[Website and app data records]
• • • • • • •

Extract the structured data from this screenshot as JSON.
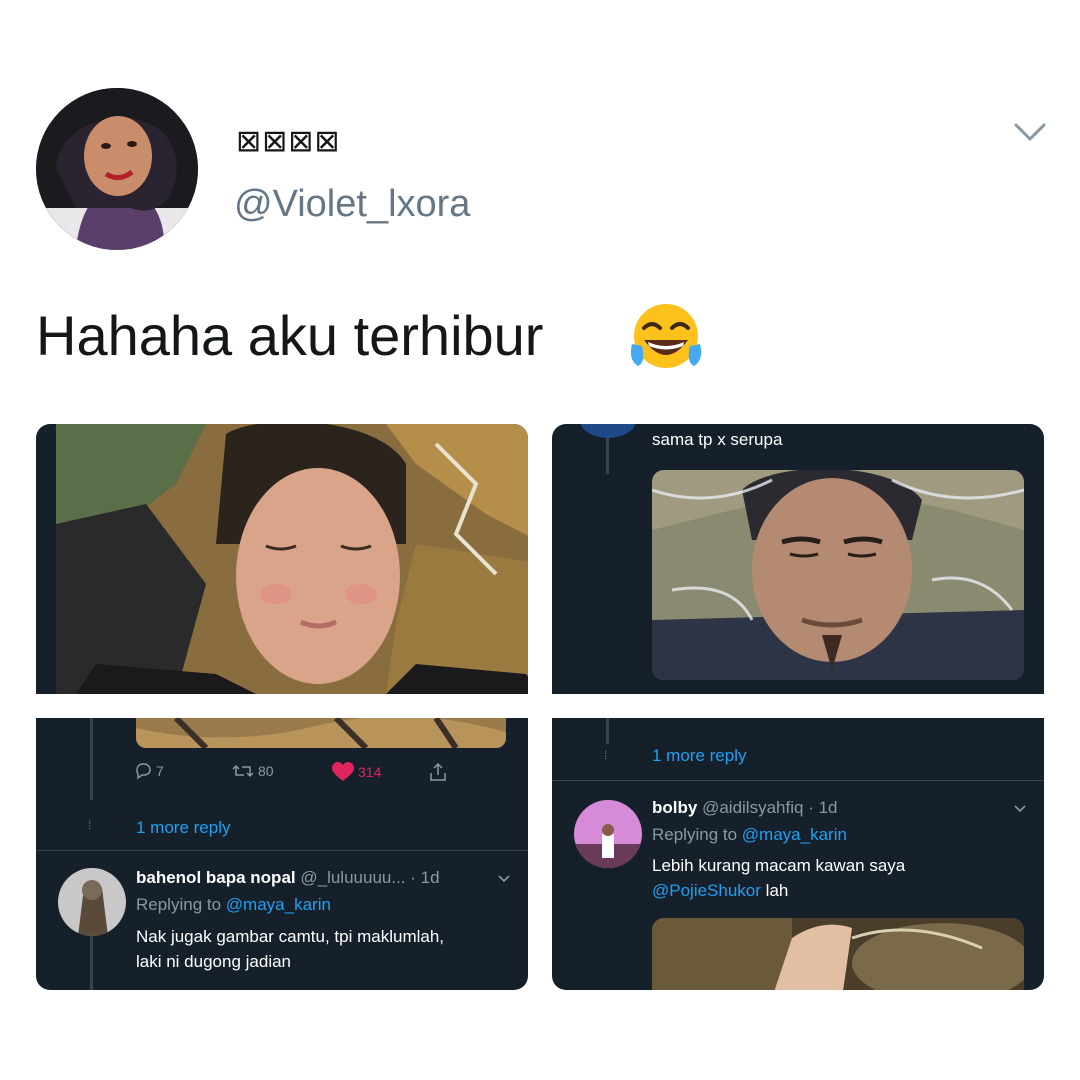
{
  "tweet": {
    "display_name": "⊠⊠⊠⊠",
    "handle": "@Violet_lxora",
    "text": "Hahaha aku terhibur",
    "emoji": "face-with-tears-of-joy-icon"
  },
  "panels": {
    "top_right": {
      "caption": "sama tp x serupa"
    },
    "bottom_left": {
      "actions": {
        "replies": "7",
        "retweets": "80",
        "likes": "314"
      },
      "more_reply": "1 more reply",
      "reply": {
        "name": "bahenol bapa nopal",
        "handle": "@_luluuuuu...",
        "time": "· 1d",
        "replying_prefix": "Replying to",
        "replying_to": "@maya_karin",
        "text_line1": "Nak jugak gambar camtu, tpi maklumlah,",
        "text_line2": "laki ni dugong jadian"
      }
    },
    "bottom_right": {
      "more_reply": "1 more reply",
      "reply": {
        "name": "bolby",
        "handle": "@aidilsyahfiq",
        "time": "· 1d",
        "replying_prefix": "Replying to",
        "replying_to": "@maya_karin",
        "text_line1": "Lebih kurang macam kawan saya",
        "mention": "@PojieShukor",
        "text_after_mention": "lah"
      }
    }
  },
  "colors": {
    "panel_bg": "#15202b",
    "link": "#1da1f2",
    "muted": "#8899a6",
    "like": "#e0245e"
  }
}
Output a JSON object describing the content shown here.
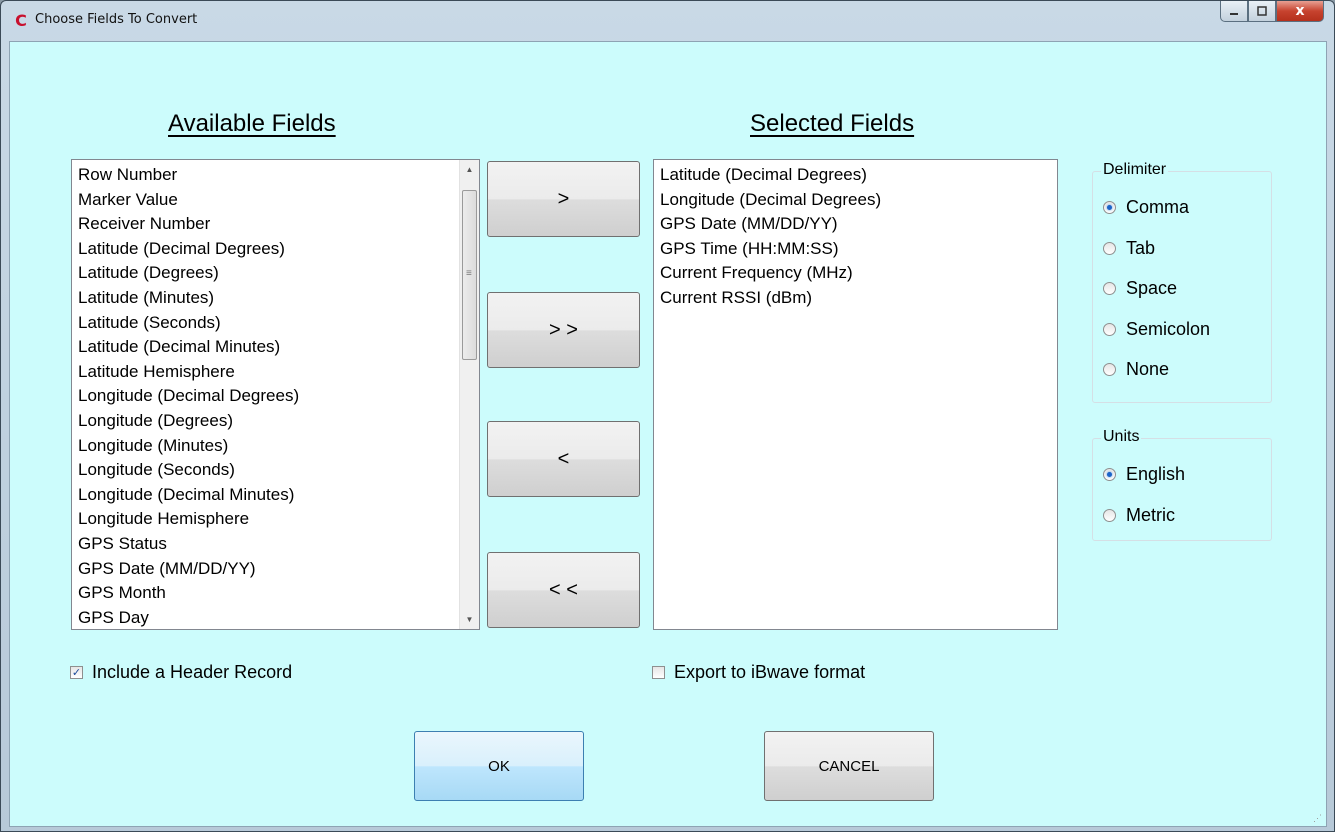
{
  "window": {
    "title": "Choose Fields To Convert",
    "icon": "C",
    "close_glyph": "x"
  },
  "available": {
    "heading": "Available Fields",
    "items": [
      "Row Number",
      "Marker Value",
      "Receiver Number",
      "Latitude (Decimal Degrees)",
      "Latitude (Degrees)",
      "Latitude (Minutes)",
      "Latitude (Seconds)",
      "Latitude (Decimal Minutes)",
      "Latitude Hemisphere",
      "Longitude (Decimal Degrees)",
      "Longitude (Degrees)",
      "Longitude (Minutes)",
      "Longitude (Seconds)",
      "Longitude (Decimal Minutes)",
      "Longitude Hemisphere",
      "GPS Status",
      "GPS Date (MM/DD/YY)",
      "GPS Month",
      "GPS Day"
    ]
  },
  "selected": {
    "heading": "Selected Fields",
    "items": [
      "Latitude (Decimal Degrees)",
      "Longitude (Decimal Degrees)",
      "GPS Date (MM/DD/YY)",
      "GPS Time (HH:MM:SS)",
      "Current Frequency (MHz)",
      "Current RSSI (dBm)"
    ]
  },
  "move_buttons": {
    "add": ">",
    "add_all": "> >",
    "remove": "<",
    "remove_all": "< <"
  },
  "delimiter": {
    "label": "Delimiter",
    "options": [
      "Comma",
      "Tab",
      "Space",
      "Semicolon",
      "None"
    ],
    "selected": "Comma"
  },
  "units": {
    "label": "Units",
    "options": [
      "English",
      "Metric"
    ],
    "selected": "English"
  },
  "include_header": {
    "label": "Include a Header Record",
    "checked": true,
    "mark": "✓"
  },
  "export_ibwave": {
    "label": "Export to iBwave format",
    "checked": false
  },
  "buttons": {
    "ok": "OK",
    "cancel": "CANCEL"
  },
  "colors": {
    "client_bg": "#ccfcfc",
    "radio_dot": "#1c64c8"
  }
}
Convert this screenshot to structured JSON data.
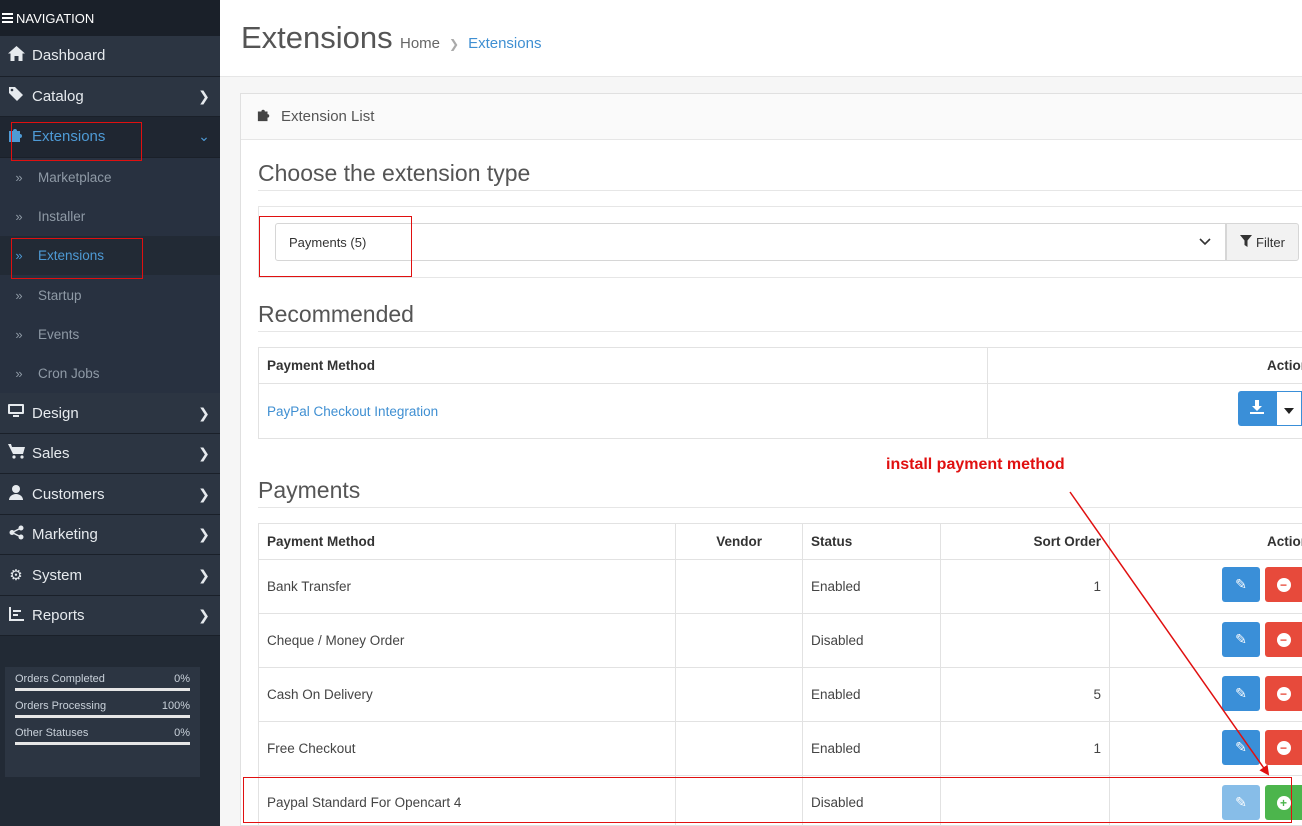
{
  "sidebar": {
    "header": "NAVIGATION",
    "menu": {
      "dashboard": "Dashboard",
      "catalog": "Catalog",
      "extensions": "Extensions",
      "design": "Design",
      "sales": "Sales",
      "customers": "Customers",
      "marketing": "Marketing",
      "system": "System",
      "reports": "Reports"
    },
    "extensions_submenu": [
      "Marketplace",
      "Installer",
      "Extensions",
      "Startup",
      "Events",
      "Cron Jobs"
    ],
    "stats": [
      {
        "label": "Orders Completed",
        "value": "0%"
      },
      {
        "label": "Orders Processing",
        "value": "100%"
      },
      {
        "label": "Other Statuses",
        "value": "0%"
      }
    ]
  },
  "header": {
    "title": "Extensions",
    "breadcrumb": {
      "home": "Home",
      "current": "Extensions"
    }
  },
  "card": {
    "title": "Extension List",
    "choose_heading": "Choose the extension type",
    "type_selected": "Payments (5)",
    "filter_label": "Filter",
    "recommended": {
      "heading": "Recommended",
      "col_method": "Payment Method",
      "col_action": "Action",
      "item": "PayPal Checkout Integration"
    },
    "payments": {
      "heading": "Payments",
      "columns": {
        "method": "Payment Method",
        "vendor": "Vendor",
        "status": "Status",
        "sort_order": "Sort Order",
        "action": "Action"
      },
      "rows": [
        {
          "method": "Bank Transfer",
          "vendor": "",
          "status": "Enabled",
          "sort_order": "1"
        },
        {
          "method": "Cheque / Money Order",
          "vendor": "",
          "status": "Disabled",
          "sort_order": ""
        },
        {
          "method": "Cash On Delivery",
          "vendor": "",
          "status": "Enabled",
          "sort_order": "5"
        },
        {
          "method": "Free Checkout",
          "vendor": "",
          "status": "Enabled",
          "sort_order": "1"
        },
        {
          "method": "Paypal Standard For Opencart 4",
          "vendor": "",
          "status": "Disabled",
          "sort_order": ""
        }
      ]
    }
  },
  "annotation": {
    "text": "install payment method",
    "color": "#e01010"
  },
  "colors": {
    "sidebar_bg": "#222a35",
    "accent_blue": "#3a8fd8",
    "danger_red": "#e74a3b",
    "success_green": "#4cb54c"
  }
}
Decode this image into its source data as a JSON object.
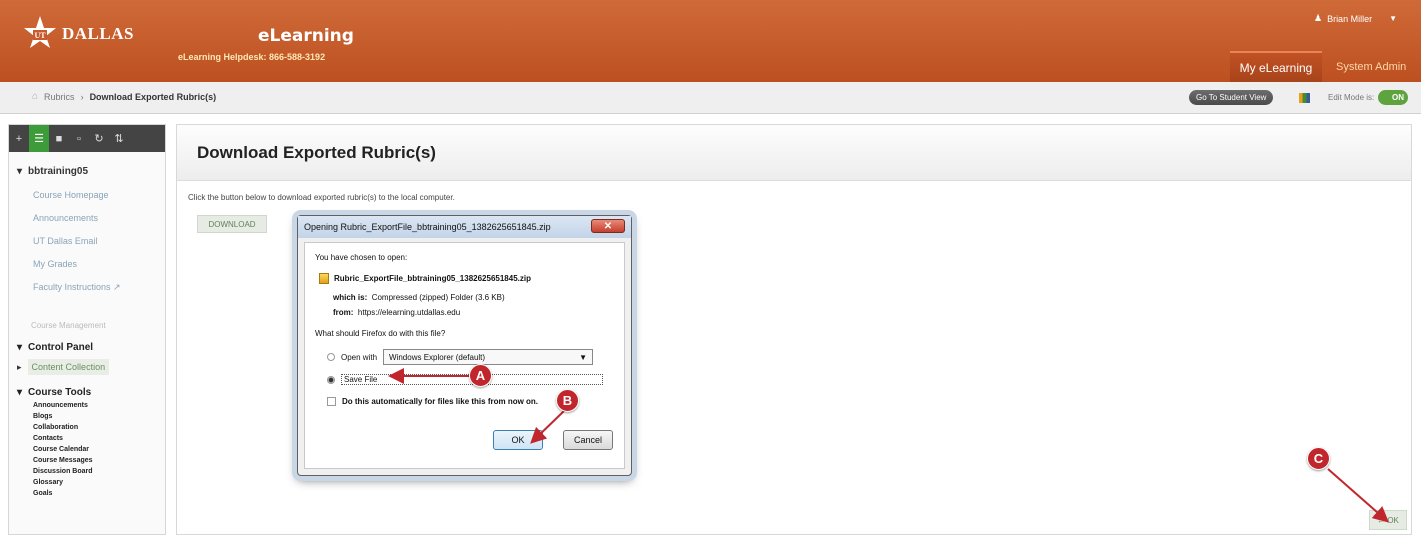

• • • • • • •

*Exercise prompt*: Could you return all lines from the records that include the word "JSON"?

*Response to the exercise*:
Extract the structured data from this screenshot as JSON.
Output a JSON object describing the content shown here.
Convert this screenshot to structured JSON data.
Decode this image into its source data as a JSON object.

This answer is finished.